- **REQUIRED ACTION**
From the first line to the last, write out the data below exactly.

Records from a data source
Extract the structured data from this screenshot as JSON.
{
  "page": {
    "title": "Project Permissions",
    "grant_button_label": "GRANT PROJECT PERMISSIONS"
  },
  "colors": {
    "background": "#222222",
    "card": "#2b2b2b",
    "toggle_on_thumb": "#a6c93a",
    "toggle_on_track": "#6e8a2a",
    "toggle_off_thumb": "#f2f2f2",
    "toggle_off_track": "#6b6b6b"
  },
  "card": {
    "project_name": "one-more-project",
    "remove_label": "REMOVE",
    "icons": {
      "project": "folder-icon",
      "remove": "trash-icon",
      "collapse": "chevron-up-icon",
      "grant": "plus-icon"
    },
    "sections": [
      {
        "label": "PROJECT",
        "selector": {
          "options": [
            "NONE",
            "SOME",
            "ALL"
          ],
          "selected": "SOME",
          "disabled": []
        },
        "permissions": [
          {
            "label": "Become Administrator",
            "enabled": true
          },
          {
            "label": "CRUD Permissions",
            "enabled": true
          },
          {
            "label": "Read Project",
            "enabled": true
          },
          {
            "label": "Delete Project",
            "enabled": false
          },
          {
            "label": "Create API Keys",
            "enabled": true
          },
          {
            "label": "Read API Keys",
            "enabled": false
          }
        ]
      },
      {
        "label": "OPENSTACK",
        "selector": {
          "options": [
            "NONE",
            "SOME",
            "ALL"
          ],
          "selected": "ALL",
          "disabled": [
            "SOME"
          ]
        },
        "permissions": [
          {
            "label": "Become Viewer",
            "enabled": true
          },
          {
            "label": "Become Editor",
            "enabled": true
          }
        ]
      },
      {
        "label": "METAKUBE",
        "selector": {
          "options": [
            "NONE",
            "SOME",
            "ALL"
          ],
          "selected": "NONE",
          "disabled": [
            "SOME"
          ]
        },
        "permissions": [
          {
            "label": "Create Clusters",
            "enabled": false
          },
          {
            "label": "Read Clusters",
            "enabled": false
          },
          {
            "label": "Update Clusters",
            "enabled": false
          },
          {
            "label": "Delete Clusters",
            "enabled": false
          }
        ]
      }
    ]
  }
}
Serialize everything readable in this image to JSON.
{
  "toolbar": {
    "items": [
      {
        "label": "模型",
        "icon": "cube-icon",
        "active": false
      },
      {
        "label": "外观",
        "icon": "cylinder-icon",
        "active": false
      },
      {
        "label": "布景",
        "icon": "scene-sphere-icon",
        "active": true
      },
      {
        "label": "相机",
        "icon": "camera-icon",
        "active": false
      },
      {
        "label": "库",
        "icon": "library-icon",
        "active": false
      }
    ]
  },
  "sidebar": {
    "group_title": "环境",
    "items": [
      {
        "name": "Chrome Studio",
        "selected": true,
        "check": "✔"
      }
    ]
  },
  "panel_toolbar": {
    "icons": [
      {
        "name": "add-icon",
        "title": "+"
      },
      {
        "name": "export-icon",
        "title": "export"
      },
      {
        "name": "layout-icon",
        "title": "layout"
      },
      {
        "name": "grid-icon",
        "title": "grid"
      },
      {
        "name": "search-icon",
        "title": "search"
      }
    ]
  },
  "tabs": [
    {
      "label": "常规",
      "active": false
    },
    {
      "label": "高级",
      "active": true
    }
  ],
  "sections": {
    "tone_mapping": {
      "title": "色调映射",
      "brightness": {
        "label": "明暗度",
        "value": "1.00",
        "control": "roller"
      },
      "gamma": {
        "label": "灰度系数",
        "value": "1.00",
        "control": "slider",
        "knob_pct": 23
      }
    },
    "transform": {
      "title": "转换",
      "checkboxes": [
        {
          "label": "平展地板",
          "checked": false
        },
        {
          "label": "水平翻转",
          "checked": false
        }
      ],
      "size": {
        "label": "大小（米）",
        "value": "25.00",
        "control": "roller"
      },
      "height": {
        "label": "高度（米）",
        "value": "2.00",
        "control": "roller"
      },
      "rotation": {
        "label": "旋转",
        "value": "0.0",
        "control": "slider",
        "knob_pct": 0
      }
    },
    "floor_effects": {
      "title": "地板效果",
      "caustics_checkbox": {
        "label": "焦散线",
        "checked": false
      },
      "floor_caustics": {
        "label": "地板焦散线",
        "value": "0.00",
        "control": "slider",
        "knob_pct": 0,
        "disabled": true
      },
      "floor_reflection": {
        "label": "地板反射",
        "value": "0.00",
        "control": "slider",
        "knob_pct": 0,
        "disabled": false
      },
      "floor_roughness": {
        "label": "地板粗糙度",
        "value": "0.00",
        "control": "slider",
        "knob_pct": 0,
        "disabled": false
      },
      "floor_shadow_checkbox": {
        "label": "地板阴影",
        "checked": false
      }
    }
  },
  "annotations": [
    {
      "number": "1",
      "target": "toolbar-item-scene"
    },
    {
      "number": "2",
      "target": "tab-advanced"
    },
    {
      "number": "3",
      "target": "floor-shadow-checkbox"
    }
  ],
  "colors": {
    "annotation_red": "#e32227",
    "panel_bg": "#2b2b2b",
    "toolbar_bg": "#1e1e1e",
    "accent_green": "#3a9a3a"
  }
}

- **RESULT OF THE EXERCISE**
Extract the structured data from this screenshot as JSON.
{
  "page": {
    "title": "Project Permissions",
    "grant_button_label": "GRANT PROJECT PERMISSIONS"
  },
  "colors": {
    "background": "#222222",
    "card": "#2b2b2b",
    "toggle_on_thumb": "#a6c93a",
    "toggle_on_track": "#6e8a2a",
    "toggle_off_thumb": "#f2f2f2",
    "toggle_off_track": "#6b6b6b"
  },
  "card": {
    "project_name": "one-more-project",
    "remove_label": "REMOVE",
    "icons": {
      "project": "folder-icon",
      "remove": "trash-icon",
      "collapse": "chevron-up-icon",
      "grant": "plus-icon"
    },
    "sections": [
      {
        "label": "PROJECT",
        "selector": {
          "options": [
            "NONE",
            "SOME",
            "ALL"
          ],
          "selected": "SOME",
          "disabled": []
        },
        "permissions": [
          {
            "label": "Become Administrator",
            "enabled": true
          },
          {
            "label": "CRUD Permissions",
            "enabled": true
          },
          {
            "label": "Read Project",
            "enabled": true
          },
          {
            "label": "Delete Project",
            "enabled": false
          },
          {
            "label": "Create API Keys",
            "enabled": true
          },
          {
            "label": "Read API Keys",
            "enabled": false
          }
        ]
      },
      {
        "label": "OPENSTACK",
        "selector": {
          "options": [
            "NONE",
            "SOME",
            "ALL"
          ],
          "selected": "ALL",
          "disabled": [
            "SOME"
          ]
        },
        "permissions": [
          {
            "label": "Become Viewer",
            "enabled": true
          },
          {
            "label": "Become Editor",
            "enabled": true
          }
        ]
      },
      {
        "label": "METAKUBE",
        "selector": {
          "options": [
            "NONE",
            "SOME",
            "ALL"
          ],
          "selected": "NONE",
          "disabled": [
            "SOME"
          ]
        },
        "permissions": [
          {
            "label": "Create Clusters",
            "enabled": false
          },
          {
            "label": "Read Clusters",
            "enabled": false
          },
          {
            "label": "Update Clusters",
            "enabled": false
          },
          {
            "label": "Delete Clusters",
            "enabled": false
          }
        ]
      }
    ]
  }
}
Serialize everything readable in this image to JSON.
{
  "toolbar": {
    "items": [
      {
        "label": "模型",
        "icon": "cube-icon",
        "active": false
      },
      {
        "label": "外观",
        "icon": "cylinder-icon",
        "active": false
      },
      {
        "label": "布景",
        "icon": "scene-sphere-icon",
        "active": true
      },
      {
        "label": "相机",
        "icon": "camera-icon",
        "active": false
      },
      {
        "label": "库",
        "icon": "library-icon",
        "active": false
      }
    ]
  },
  "sidebar": {
    "group_title": "环境",
    "items": [
      {
        "name": "Chrome Studio",
        "selected": true,
        "check": "✔"
      }
    ]
  },
  "panel_toolbar": {
    "icons": [
      {
        "name": "add-icon",
        "title": "+"
      },
      {
        "name": "export-icon",
        "title": "export"
      },
      {
        "name": "layout-icon",
        "title": "layout"
      },
      {
        "name": "grid-icon",
        "title": "grid"
      },
      {
        "name": "search-icon",
        "title": "search"
      }
    ]
  },
  "tabs": [
    {
      "label": "常规",
      "active": false
    },
    {
      "label": "高级",
      "active": true
    }
  ],
  "sections": {
    "tone_mapping": {
      "title": "色调映射",
      "brightness": {
        "label": "明暗度",
        "value": "1.00",
        "control": "roller"
      },
      "gamma": {
        "label": "灰度系数",
        "value": "1.00",
        "control": "slider",
        "knob_pct": 23
      }
    },
    "transform": {
      "title": "转换",
      "checkboxes": [
        {
          "label": "平展地板",
          "checked": false
        },
        {
          "label": "水平翻转",
          "checked": false
        }
      ],
      "size": {
        "label": "大小（米）",
        "value": "25.00",
        "control": "roller"
      },
      "height": {
        "label": "高度（米）",
        "value": "2.00",
        "control": "roller"
      },
      "rotation": {
        "label": "旋转",
        "value": "0.0",
        "control": "slider",
        "knob_pct": 0
      }
    },
    "floor_effects": {
      "title": "地板效果",
      "caustics_checkbox": {
        "label": "焦散线",
        "checked": false
      },
      "floor_caustics": {
        "label": "地板焦散线",
        "value": "0.00",
        "control": "slider",
        "knob_pct": 0,
        "disabled": true
      },
      "floor_reflection": {
        "label": "地板反射",
        "value": "0.00",
        "control": "slider",
        "knob_pct": 0,
        "disabled": false
      },
      "floor_roughness": {
        "label": "地板粗糙度",
        "value": "0.00",
        "control": "slider",
        "knob_pct": 0,
        "disabled": false
      },
      "floor_shadow_checkbox": {
        "label": "地板阴影",
        "checked": false
      }
    }
  },
  "annotations": [
    {
      "number": "1",
      "target": "toolbar-item-scene"
    },
    {
      "number": "2",
      "target": "tab-advanced"
    },
    {
      "number": "3",
      "target": "floor-shadow-checkbox"
    }
  ],
  "colors": {
    "annotation_red": "#e32227",
    "panel_bg": "#2b2b2b",
    "toolbar_bg": "#1e1e1e",
    "accent_green": "#3a9a3a"
  }
}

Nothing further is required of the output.